With COVID-19 vaccinations ramping up to a fourth dose (i.e., second booster), you may want to consider a booster from the company you didn’t get your initial vaccination from, especially if you’ve received Johnson & Johnson. Of the three options, the CDC recommends Moderna or Pfizer's mRNA versions over Johnson & Johnson's more typical vaccine.
A CDC report from April 2022 documents a greatly reduced number of emergency room visits in patients with the J&J vaccine and an mRNA booster compared to those with the J&J vaccine and a J&J booster. This improved defense also appears to work with mixing and matching Moderna and Pfizer boosters, but the effect isn't as pronounced as it is with the J&J vaccine.
To be clear, mixing and matching is not recommended for your initial vaccination — if you're starting your first round of any COVID-19 vaccine that requires a second dose, make sure that the second dose is from the same source.

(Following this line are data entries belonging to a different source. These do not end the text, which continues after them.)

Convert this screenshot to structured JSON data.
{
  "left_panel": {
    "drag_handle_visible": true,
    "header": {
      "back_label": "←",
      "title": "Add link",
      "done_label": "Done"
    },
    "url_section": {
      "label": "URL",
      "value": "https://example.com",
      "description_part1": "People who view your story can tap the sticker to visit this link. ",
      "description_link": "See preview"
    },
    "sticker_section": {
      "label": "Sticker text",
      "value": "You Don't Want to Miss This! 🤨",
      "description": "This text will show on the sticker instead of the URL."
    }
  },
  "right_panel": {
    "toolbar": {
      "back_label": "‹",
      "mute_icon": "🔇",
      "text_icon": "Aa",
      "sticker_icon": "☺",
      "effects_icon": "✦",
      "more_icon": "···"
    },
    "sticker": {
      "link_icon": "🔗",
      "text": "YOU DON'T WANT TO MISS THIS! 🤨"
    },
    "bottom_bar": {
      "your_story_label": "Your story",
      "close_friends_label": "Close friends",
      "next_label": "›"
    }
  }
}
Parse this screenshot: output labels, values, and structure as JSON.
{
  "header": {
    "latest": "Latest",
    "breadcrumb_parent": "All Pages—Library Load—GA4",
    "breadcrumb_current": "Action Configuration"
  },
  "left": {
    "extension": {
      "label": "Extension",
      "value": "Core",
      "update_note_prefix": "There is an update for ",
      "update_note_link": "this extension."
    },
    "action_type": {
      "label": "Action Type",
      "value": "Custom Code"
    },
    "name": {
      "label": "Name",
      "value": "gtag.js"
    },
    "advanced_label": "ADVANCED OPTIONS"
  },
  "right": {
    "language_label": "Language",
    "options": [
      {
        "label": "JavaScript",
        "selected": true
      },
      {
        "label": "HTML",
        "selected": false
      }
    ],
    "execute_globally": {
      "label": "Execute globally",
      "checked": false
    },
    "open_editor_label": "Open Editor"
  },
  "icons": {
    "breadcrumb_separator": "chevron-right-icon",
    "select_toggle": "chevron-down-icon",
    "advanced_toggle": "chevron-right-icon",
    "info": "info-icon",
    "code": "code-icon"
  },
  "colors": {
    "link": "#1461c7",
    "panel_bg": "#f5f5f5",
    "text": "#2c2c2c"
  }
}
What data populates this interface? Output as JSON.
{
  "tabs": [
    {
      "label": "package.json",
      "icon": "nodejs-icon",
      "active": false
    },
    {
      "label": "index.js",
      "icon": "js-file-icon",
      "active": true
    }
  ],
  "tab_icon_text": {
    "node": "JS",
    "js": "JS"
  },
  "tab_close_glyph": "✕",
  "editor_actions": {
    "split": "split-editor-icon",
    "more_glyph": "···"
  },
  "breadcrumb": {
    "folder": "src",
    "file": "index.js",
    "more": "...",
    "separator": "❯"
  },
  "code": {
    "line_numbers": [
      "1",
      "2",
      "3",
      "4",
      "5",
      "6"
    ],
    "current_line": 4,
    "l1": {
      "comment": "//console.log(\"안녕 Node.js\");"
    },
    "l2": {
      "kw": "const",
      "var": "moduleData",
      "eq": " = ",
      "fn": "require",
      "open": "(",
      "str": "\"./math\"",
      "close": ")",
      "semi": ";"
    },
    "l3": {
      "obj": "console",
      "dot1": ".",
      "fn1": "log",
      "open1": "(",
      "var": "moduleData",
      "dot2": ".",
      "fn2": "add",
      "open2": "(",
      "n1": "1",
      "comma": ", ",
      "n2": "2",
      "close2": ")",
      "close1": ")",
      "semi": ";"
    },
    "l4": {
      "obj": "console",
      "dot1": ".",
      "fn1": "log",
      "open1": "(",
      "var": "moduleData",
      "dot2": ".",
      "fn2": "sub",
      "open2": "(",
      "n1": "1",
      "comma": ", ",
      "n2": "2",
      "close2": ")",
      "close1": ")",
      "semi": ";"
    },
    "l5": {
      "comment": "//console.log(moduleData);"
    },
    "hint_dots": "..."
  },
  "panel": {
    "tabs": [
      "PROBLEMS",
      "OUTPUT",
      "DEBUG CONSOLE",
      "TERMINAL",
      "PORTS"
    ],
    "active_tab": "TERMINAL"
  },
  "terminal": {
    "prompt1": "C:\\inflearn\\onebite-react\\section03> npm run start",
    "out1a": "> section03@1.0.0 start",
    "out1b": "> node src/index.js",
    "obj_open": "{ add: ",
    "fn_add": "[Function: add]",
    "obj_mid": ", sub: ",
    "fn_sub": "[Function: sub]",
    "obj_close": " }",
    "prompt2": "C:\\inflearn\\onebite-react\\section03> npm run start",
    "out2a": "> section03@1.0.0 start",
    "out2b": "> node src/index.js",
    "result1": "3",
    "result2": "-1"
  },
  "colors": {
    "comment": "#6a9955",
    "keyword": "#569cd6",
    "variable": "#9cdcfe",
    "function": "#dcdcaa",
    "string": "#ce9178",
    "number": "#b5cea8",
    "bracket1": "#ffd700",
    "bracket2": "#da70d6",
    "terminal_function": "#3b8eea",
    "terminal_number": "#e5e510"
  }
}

It's the follow-up boosters that the CDC says are safe to get interchangeably, thereby granting you more freedom in setting up an appointment.